• Exercise
If a line in the entries includes "drop", show that line.
(Recorded information begins)
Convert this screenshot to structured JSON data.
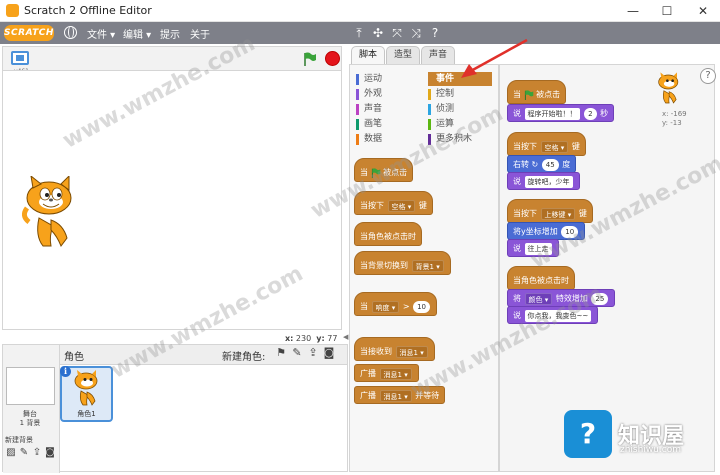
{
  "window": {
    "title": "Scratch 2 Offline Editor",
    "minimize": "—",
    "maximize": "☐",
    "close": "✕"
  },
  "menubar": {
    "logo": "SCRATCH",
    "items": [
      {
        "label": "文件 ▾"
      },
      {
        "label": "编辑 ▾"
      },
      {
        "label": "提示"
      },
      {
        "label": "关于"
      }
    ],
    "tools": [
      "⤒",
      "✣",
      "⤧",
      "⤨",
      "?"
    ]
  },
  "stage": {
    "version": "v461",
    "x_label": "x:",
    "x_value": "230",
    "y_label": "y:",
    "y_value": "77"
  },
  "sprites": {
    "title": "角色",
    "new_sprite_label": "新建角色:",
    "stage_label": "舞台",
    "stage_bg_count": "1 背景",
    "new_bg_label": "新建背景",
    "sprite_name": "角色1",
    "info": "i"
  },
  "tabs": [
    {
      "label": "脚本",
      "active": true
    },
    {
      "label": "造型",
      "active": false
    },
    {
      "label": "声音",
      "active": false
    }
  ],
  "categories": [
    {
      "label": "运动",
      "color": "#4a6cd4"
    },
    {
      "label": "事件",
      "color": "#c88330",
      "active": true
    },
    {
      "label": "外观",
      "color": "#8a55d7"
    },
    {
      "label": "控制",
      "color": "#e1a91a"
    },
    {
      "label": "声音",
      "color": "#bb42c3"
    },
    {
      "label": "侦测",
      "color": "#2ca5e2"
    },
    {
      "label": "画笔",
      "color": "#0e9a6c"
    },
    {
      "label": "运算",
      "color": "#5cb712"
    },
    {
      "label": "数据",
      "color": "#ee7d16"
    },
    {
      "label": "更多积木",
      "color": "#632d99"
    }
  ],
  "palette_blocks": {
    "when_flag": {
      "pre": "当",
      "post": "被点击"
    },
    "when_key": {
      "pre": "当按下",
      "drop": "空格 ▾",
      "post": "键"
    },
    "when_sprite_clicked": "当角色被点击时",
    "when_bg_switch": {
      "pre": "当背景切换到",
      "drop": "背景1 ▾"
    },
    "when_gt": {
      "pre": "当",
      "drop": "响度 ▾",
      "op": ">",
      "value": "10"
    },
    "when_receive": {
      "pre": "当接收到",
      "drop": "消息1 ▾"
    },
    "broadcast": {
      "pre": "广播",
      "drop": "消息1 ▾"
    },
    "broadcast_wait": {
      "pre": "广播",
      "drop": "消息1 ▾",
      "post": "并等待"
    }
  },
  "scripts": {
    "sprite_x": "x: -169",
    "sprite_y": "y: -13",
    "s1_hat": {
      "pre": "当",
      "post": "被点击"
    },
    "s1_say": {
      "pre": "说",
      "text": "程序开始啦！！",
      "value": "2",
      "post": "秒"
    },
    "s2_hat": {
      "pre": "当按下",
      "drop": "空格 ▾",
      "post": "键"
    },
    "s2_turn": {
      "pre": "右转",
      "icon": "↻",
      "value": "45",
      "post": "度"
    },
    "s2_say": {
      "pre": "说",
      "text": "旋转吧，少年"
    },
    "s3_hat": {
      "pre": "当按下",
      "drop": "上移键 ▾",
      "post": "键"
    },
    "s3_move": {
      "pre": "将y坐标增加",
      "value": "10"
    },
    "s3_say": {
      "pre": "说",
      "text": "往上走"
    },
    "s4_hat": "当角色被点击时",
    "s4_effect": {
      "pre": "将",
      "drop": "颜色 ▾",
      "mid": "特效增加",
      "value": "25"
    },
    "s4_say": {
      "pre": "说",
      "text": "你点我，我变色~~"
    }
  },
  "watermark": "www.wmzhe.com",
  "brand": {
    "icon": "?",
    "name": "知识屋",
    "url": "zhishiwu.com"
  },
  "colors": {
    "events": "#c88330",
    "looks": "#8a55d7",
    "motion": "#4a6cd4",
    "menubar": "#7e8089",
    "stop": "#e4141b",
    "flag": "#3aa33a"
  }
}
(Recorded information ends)
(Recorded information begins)
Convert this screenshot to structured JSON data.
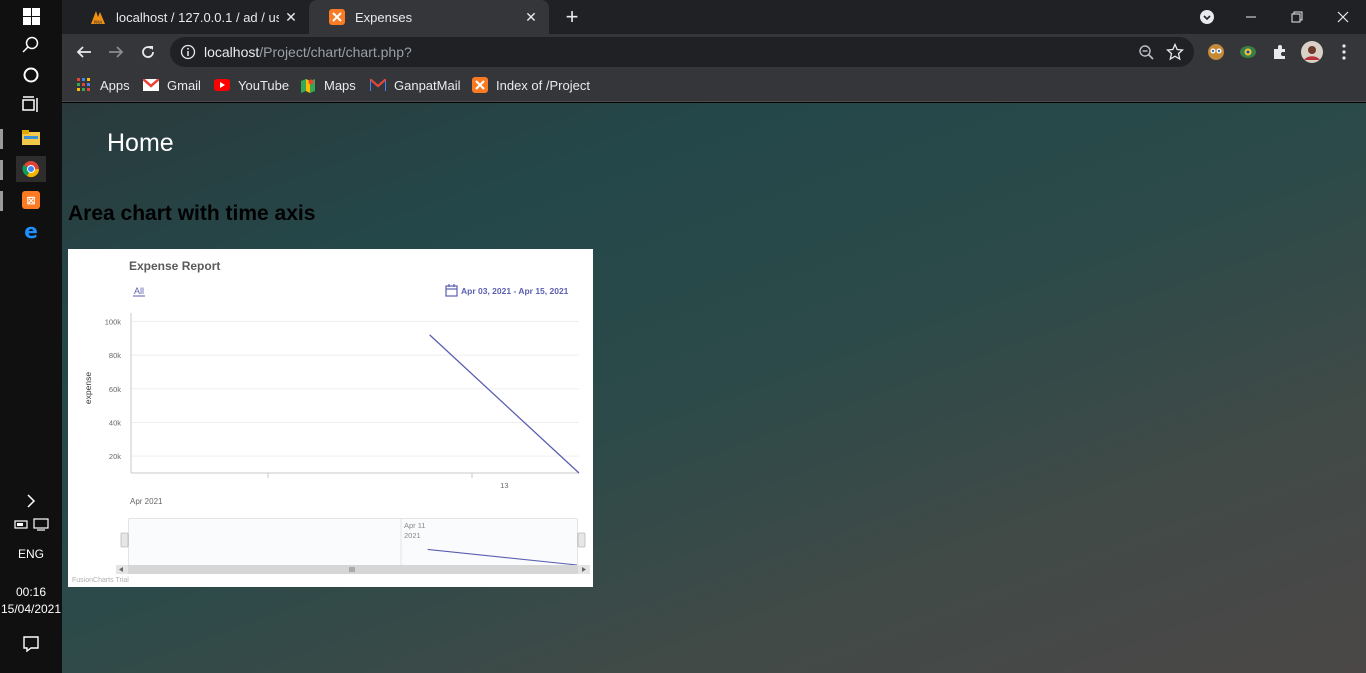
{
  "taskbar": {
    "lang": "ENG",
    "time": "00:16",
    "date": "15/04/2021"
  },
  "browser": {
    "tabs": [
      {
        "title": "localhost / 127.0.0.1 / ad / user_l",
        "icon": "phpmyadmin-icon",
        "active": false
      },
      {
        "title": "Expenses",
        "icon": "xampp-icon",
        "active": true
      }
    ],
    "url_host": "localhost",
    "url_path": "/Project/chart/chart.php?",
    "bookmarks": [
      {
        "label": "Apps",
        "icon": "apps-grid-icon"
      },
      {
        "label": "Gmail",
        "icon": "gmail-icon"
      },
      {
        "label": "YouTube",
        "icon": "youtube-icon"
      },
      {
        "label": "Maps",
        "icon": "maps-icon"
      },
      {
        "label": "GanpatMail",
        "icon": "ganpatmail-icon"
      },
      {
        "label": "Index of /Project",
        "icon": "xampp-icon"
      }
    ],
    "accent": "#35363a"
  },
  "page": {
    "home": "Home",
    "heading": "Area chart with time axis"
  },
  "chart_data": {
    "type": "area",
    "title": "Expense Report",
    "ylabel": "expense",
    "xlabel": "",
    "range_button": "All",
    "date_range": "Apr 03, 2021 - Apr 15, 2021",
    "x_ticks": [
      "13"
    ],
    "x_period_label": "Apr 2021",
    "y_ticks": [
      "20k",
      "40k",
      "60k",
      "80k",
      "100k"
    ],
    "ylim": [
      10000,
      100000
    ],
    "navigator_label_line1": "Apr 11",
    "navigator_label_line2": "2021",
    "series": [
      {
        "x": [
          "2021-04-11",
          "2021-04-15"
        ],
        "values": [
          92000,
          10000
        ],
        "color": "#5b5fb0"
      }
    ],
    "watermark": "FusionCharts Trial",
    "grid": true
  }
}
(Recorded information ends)
• Task solution
      "drop": "空格 ▾",
      "drop": "背景1 ▾"
      "drop": "响度 ▾",
      "drop": "消息1 ▾"
      "drop": "消息1 ▾"
      "drop": "消息1 ▾",
      "drop": "空格 ▾",
      "drop": "上移键 ▾",
      "drop": "颜色 ▾",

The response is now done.